▶ TASK BRIEF
Could you copy out all the lines in the material below where the word "mention" occurs?

####################

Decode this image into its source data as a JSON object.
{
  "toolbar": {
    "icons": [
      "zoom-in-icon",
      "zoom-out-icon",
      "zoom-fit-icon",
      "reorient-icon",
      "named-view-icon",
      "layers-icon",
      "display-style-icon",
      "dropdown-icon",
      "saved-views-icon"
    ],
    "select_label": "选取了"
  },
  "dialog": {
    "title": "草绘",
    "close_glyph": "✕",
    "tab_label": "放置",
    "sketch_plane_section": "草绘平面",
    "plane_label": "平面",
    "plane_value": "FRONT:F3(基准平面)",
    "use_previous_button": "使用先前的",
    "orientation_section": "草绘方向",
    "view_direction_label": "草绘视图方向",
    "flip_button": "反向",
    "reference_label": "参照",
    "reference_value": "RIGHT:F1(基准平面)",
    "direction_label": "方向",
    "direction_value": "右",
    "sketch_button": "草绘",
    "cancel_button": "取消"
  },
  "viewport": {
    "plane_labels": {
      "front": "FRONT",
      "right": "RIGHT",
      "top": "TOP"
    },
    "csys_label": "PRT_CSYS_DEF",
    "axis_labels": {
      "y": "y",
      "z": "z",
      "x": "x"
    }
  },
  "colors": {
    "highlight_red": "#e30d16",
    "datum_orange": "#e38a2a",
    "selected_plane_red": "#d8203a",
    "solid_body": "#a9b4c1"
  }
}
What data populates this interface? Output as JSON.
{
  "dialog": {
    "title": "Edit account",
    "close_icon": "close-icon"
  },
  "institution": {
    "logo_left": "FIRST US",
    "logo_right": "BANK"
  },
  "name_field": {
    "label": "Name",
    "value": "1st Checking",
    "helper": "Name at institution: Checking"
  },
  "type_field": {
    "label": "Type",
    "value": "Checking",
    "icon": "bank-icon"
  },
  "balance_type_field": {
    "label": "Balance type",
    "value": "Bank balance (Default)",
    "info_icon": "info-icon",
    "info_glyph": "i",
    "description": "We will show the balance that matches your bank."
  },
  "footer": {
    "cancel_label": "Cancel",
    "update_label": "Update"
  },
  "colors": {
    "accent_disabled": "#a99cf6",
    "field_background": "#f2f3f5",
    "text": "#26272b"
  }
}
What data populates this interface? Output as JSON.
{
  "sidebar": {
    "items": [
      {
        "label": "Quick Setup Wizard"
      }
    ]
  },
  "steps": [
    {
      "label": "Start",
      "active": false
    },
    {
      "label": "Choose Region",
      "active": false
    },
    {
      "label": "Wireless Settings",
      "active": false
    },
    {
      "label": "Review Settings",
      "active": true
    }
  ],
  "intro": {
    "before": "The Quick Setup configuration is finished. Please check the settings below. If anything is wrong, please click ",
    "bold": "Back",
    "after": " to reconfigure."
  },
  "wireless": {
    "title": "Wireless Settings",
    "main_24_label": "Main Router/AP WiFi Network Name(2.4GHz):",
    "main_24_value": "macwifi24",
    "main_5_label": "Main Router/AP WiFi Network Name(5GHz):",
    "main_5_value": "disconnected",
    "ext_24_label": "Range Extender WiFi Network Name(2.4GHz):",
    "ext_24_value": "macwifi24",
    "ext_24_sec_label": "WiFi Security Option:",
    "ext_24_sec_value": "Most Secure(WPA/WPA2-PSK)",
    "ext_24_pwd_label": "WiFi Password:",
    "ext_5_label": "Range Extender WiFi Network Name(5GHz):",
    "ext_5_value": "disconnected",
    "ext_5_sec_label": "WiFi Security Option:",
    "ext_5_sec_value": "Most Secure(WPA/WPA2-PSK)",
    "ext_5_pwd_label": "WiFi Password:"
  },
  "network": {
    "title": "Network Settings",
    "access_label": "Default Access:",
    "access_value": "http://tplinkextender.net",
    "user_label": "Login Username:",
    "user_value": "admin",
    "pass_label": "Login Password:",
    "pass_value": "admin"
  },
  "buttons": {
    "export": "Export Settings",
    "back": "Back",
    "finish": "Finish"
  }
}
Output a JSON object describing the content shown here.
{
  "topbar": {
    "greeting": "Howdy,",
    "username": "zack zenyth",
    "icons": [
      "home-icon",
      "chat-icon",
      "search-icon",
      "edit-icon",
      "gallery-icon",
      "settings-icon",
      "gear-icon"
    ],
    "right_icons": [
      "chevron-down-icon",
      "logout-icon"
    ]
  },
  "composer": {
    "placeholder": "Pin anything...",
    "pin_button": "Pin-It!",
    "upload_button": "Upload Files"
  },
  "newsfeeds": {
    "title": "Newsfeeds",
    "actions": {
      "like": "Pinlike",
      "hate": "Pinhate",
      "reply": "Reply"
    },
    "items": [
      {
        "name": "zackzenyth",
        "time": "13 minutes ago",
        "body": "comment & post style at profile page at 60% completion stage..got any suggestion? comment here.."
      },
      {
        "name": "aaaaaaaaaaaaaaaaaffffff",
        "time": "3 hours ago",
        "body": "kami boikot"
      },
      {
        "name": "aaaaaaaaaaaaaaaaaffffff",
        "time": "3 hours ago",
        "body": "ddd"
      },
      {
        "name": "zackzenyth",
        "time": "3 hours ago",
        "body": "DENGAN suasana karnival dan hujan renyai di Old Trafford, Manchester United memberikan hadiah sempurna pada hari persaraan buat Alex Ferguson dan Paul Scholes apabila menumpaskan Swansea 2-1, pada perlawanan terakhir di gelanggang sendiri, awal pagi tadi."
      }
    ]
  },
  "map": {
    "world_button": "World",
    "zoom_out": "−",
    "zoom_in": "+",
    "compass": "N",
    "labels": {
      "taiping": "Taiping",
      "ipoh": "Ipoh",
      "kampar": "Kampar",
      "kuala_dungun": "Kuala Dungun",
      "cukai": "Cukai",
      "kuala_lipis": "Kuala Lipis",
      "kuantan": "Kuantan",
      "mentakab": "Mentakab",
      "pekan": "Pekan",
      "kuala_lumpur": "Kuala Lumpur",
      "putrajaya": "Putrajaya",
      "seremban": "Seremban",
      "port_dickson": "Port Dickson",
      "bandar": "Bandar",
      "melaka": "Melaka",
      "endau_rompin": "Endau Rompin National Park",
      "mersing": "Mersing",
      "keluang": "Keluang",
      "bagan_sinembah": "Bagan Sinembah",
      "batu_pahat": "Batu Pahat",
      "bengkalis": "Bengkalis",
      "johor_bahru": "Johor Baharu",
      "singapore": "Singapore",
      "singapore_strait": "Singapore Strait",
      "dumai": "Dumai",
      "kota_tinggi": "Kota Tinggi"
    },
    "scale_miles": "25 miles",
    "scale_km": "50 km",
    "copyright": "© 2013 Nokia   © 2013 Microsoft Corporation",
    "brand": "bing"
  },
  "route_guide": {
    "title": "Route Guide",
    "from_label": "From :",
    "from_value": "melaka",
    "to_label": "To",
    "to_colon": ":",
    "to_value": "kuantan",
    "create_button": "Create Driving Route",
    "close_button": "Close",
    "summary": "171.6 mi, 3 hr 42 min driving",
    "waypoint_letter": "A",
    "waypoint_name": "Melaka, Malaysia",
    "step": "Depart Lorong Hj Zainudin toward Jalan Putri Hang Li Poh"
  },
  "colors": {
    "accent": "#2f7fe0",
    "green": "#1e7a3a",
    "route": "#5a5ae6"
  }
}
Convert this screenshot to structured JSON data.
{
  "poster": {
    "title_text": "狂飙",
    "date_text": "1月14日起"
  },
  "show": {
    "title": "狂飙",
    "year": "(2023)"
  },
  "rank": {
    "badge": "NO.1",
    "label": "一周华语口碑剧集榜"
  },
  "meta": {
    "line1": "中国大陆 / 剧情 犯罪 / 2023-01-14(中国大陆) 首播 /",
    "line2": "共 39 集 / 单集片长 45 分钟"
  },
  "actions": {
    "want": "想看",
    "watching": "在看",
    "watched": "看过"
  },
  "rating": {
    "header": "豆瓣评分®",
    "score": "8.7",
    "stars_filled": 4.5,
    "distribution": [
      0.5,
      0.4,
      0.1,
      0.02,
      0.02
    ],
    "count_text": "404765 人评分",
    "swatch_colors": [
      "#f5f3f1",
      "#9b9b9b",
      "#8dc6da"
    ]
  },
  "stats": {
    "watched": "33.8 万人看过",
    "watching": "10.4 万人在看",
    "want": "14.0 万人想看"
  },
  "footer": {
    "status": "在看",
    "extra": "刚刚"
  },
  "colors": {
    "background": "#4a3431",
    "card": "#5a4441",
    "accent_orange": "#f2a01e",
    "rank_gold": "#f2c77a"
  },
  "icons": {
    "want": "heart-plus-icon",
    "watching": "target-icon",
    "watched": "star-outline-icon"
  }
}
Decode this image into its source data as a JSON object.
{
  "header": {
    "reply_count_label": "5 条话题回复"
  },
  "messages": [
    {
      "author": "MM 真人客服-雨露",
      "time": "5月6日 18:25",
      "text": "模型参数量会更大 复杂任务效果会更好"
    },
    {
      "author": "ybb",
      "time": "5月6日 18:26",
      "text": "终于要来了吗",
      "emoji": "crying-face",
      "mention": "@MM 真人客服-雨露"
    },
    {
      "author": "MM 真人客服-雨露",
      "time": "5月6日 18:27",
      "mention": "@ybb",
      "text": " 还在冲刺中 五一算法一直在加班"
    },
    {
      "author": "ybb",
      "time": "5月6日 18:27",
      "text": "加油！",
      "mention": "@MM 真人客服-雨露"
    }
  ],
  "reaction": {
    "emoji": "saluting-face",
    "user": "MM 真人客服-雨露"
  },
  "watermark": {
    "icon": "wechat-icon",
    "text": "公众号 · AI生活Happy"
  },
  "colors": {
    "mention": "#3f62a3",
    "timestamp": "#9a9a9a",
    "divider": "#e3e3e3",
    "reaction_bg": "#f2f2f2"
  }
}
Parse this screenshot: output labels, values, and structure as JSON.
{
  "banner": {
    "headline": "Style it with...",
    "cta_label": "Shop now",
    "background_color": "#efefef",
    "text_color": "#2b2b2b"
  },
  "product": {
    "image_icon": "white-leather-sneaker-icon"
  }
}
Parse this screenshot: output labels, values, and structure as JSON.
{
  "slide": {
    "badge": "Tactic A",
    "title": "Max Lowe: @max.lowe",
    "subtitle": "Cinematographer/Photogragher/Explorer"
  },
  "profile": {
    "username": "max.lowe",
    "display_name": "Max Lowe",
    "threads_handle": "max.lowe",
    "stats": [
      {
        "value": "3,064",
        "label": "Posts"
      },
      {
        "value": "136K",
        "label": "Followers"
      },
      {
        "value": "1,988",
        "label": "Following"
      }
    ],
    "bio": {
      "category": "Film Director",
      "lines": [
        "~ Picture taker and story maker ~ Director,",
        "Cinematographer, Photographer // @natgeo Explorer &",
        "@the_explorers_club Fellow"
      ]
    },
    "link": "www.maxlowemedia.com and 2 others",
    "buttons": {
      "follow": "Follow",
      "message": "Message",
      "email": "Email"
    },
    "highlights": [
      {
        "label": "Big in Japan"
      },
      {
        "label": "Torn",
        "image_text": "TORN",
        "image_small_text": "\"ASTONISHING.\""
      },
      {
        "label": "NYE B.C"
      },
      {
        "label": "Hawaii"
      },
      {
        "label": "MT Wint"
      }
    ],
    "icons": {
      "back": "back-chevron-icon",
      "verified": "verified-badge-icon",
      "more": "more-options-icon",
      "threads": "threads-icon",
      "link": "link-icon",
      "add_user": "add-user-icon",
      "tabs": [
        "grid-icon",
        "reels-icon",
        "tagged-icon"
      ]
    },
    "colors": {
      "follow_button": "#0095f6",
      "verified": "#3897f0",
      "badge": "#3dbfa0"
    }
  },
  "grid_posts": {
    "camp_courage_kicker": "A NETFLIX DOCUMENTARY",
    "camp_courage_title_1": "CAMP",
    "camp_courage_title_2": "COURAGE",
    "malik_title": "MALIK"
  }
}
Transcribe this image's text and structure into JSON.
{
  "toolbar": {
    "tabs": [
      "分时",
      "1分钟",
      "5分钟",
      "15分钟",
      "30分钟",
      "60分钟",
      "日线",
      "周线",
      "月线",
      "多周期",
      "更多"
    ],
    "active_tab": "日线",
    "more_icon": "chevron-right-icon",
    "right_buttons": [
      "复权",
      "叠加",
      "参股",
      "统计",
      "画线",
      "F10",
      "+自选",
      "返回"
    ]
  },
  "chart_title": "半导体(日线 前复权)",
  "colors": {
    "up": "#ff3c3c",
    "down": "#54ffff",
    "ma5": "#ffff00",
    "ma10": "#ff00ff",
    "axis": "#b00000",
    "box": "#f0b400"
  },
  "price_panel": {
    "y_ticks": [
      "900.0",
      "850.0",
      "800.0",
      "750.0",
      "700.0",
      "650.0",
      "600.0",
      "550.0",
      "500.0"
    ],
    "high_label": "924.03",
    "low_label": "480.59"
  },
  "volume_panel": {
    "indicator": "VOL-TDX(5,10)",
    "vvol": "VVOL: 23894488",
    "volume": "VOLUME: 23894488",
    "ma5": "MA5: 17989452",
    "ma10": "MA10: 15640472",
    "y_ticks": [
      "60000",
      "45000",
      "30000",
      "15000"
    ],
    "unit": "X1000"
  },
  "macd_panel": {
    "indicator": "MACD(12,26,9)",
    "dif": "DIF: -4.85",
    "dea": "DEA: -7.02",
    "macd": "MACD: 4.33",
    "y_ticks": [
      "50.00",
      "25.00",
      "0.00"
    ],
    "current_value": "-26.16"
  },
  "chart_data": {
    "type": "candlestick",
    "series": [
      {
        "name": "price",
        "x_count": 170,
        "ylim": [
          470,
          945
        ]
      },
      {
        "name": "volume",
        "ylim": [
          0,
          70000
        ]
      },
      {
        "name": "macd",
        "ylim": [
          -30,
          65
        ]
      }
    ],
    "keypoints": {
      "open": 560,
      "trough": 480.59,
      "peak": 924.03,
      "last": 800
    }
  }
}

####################

▶ THE ANSWER
      "mention": "@MM 真人客服-雨露"
      "mention": "@ybb",
      "mention": "@MM 真人客服-雨露"
    "mention": "#3f62a3",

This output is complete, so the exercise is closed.